“We’re like oil and… what’s that thing that’s always disappointing oil? Oh yeah, it’s me.”
That’s our Ted, describing his relationship with his father, a bald, anti-intellectual plumber who once got kicked out a zoo for giving a monkey a cigarette. When Phl and Lem accidentally come up with a hair-growth formula so successful that it grows hair on potatoes, Ted wants to rush it through testing and into production, so that he can finally do one thing to make his father proud. Only Lem won’t cooperate. He insists that the lab has to go through its usual testing progression: on a bat, a cat, and then for some reason a hat. (“That may be a typo,” Phil mutters.) So Ted steals a sample of the formula while Phil and Lem are running downstairs to the ice cream truck, and tests it on himself. And, because the sample's in a spraying device, Ted ends up testing it on his office furniture too. Soon, he’s shaving his desk. (Because it’s not going to shave itself.)
Meanwhile, Veronica’s having trouble with her dad, the CEO of a rival company, with whom she’s always had an adversarial relationship. She steals his company’s idea for a seven-year battery; he steals Veridian’s formula for a new weight-loss toothpaste. Plus, he “porked his way” through Veronica’s sorority. She’s not a fan of her pop. Still, when she learns that her old man’s about to die (even though dying’s “not in his nature”), Veronica follows Linda’s advice and tries to get to know him better, by doing what dads and daughters do: hugging, flipping the old Frisbee around, burning kites… y’know, family time.
I have to ding tonight’s episode for its terrible title—though with a show called “Better Off Ted,” I should expect no better—and for lining up its theme a little too cleanly... which has been a recurring “problem” with this show. (I put “problem” in quotation marks because it’s only a minor irritation, not a major one.) It’s obvious from the start that Ted’s going to realize the parallels between his need to please his father and his own daughter’s decision to run for Class President to make Ted happy.
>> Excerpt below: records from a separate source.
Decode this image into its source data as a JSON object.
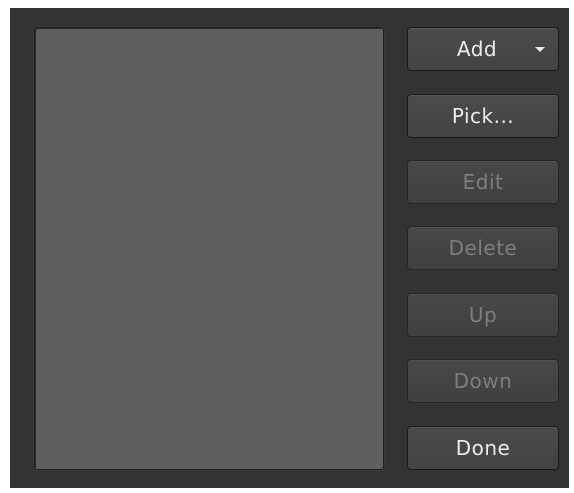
{
  "buttons": {
    "add_label": "Add",
    "pick_label": "Pick...",
    "edit_label": "Edit",
    "delete_label": "Delete",
    "up_label": "Up",
    "down_label": "Down",
    "done_label": "Done"
  },
  "icons": {
    "add_dropdown": "chevron-down-icon"
  },
  "state": {
    "add_enabled": true,
    "pick_enabled": true,
    "edit_enabled": false,
    "delete_enabled": false,
    "up_enabled": false,
    "down_enabled": false,
    "done_enabled": true
  },
  "list": {
    "items": []
  }
}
It’s also obvious that Veronica’s father will eventually try to use his new closeness with his daughter to do some corporate spying—and though having him steal the faulty hair-growth formula is a nice twist, it's pretty much the only twist in “Father Can You Hair Me?”
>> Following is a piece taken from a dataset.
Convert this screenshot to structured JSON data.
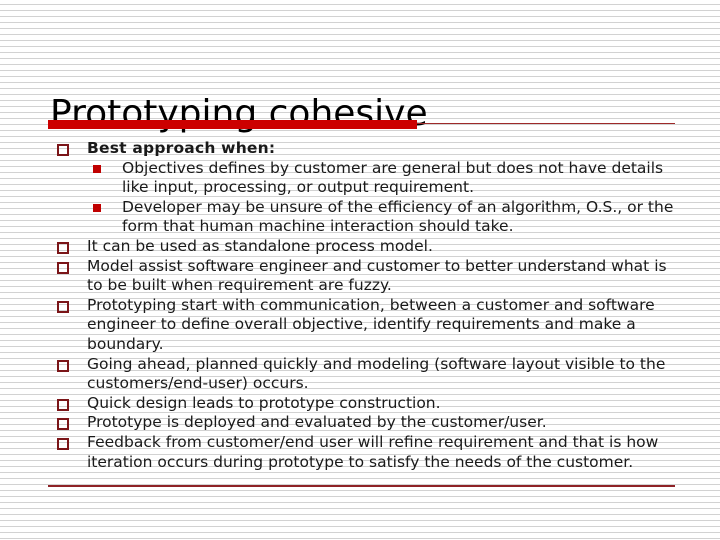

That said, I’m still keeping this episode in my top tier of Teds because I’ve always enjoyed the scenes between Ted and Rose on this show. I love his eagerness to make her happy—including drafting campaign posters for her that feature unicorns, rainbows, and the copy “Rose! Believe.”—and his attempt to give her sound advice, like urging her to pee before her campaign speech “so you’re not all squirmy.” And I love her pragmatic responses to his helicopter parenting, as when she seeks to escape the stress of running for president by taking a bath and coloring a little. There’s a real sweetness to their relationship—and a sweetness to this show—that puts a necessary check on the absurdity and the satire, keeping everything in a good balance.
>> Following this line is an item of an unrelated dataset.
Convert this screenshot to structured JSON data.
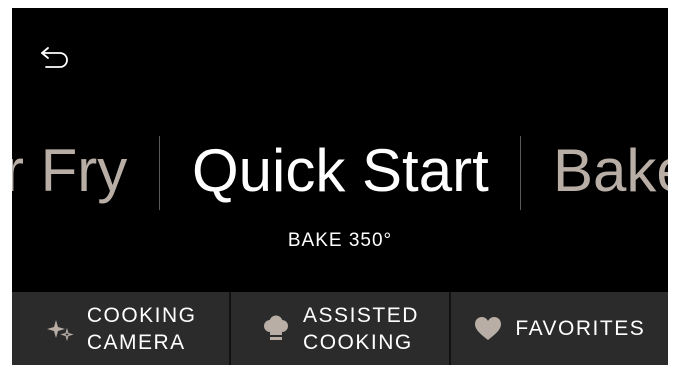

I interviewed Jon Hamm today—a really good dude to talk with, by the way—and at times I get a Hamm-y vibe off Jay Harrington, with the way he plays Ted’s quiet competence and strong leadership. (“He’s like the angle opposite the hypotenuse,” Phil raves.) But Ted also wears his neuroses on his sleeve (at least for the home viewers), which gives him and this show a strong human context. As much as I enjoy little throwaway lines like Veronica’s insistence that Veridian can swing the school election Rose’s way, just like “we did for Iceland,” I enjoy them more because they’re embedded in a show that knows when to back off the outrageous, so that all its elements stand in strong relief.
-It’s a disaster, a debacle… it’s a disastracle.
-Hover Shoes are hard to throw away.
-“You said testees… that’s hilarious.”
-Funniest moment of the episode. Phil walking a hairy potato back into the sample case.
-“Congratulations, cancer-whisperer, you win.”
-Y’know, a hair-restoring formula was the big get in the corporate spy comedy Duplicity too. Coincidence, or a reflection of reality?
-“We’re not mad scientists, no matter what our bowling shirts say.”
-Visit Our Dog Mayor—It’s A Treat!
-“Crap on a cracker!” … “Aaaand she’s back.”